First published by the Geological Society in GeoScientist, April 2014 (Volume 24, No 3). Reproduced with permission from the Geological Society
Ken Murray was one of the most eminent scientists in the United Kingdom and an international leader of scientific innovation. He developed the first vaccine against viral hepatitis B, which has saved countless lives worldwide. Professor Murray was one of the earliest workers in genetic engineering, which has opened a new avenue of scientific research and has led to new treatments for diseases and genetic disorders. He was co-founder of the first European based Biotechnology company, Biogen. Most of Professor Murray’s commercial income was used to found the Darwin Trust in 1983. The trust has supported the education of many young scientists, and helped to fund cutting-edge research and improved facilities at the University of Edinburgh. His generosity also supported activities to inspire the next generation of potential scientists. Read more about Ken Murray
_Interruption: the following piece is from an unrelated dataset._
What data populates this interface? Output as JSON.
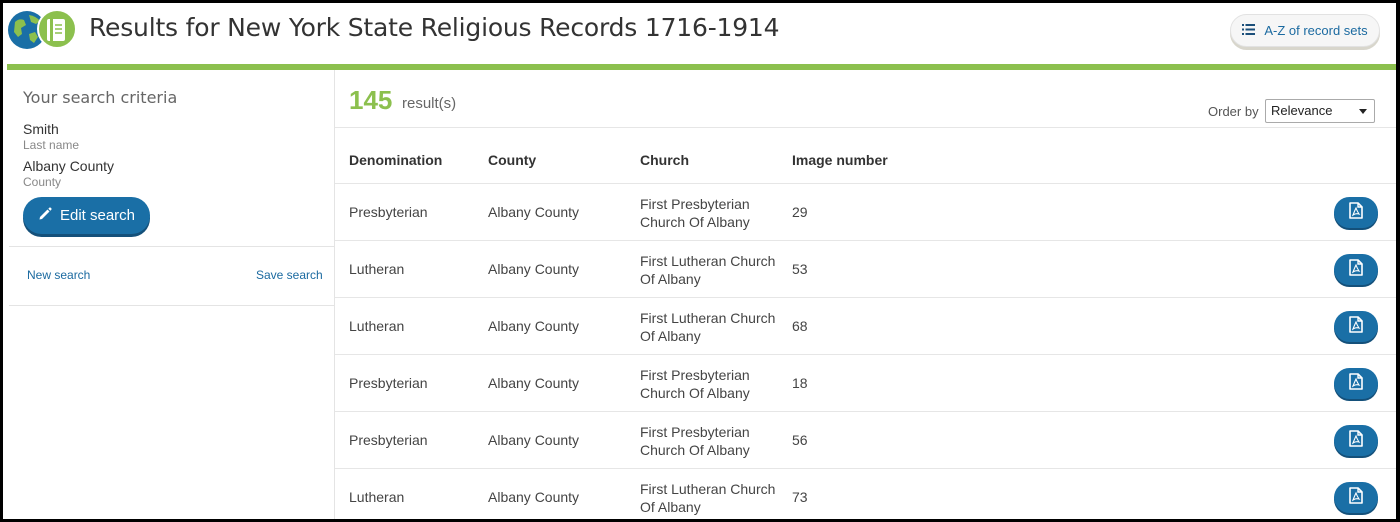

Noreen Murray was recognised internationally as being one of Britain's most distinguished and highly respected molecular geneticists. In the early 1970s, together with her husband Ken and colleague Bill Brammar, she led the development of recombinant DNA technology, or genetic engineering, as it is commonly called. This was a seismic event, ultimately affecting all areas of biology and making possible much of modern biotechnology. Their pioneering work put the UK at the head of this revolution in research, and the technology and tools that they developed have had lasting impact. Learn more about Noreen Murray